(Excerpts from an interface dataset)

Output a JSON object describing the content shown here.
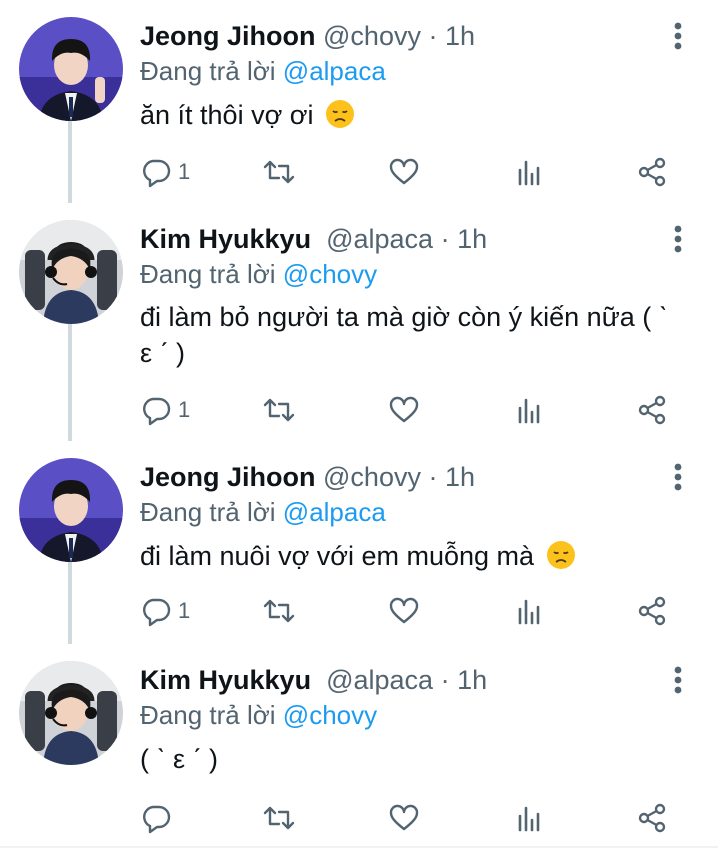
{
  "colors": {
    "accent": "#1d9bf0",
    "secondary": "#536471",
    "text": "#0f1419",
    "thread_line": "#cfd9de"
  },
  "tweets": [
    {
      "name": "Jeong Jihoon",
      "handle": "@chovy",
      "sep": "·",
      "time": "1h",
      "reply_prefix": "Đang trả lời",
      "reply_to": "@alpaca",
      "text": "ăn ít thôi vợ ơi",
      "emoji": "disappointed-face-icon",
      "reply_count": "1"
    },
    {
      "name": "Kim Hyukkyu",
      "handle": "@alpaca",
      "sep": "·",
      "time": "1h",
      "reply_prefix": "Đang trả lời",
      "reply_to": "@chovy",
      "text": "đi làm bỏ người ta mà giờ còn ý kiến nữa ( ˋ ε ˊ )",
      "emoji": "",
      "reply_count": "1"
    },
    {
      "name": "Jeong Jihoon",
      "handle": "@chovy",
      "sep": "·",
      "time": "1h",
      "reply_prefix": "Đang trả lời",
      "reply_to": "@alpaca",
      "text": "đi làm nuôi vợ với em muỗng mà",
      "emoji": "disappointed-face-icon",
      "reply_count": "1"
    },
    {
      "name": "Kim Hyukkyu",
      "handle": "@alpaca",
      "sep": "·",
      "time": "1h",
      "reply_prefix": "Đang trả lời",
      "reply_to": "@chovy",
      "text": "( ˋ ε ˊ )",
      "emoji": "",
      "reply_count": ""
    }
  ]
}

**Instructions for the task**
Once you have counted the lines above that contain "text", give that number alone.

**Result of the task**
5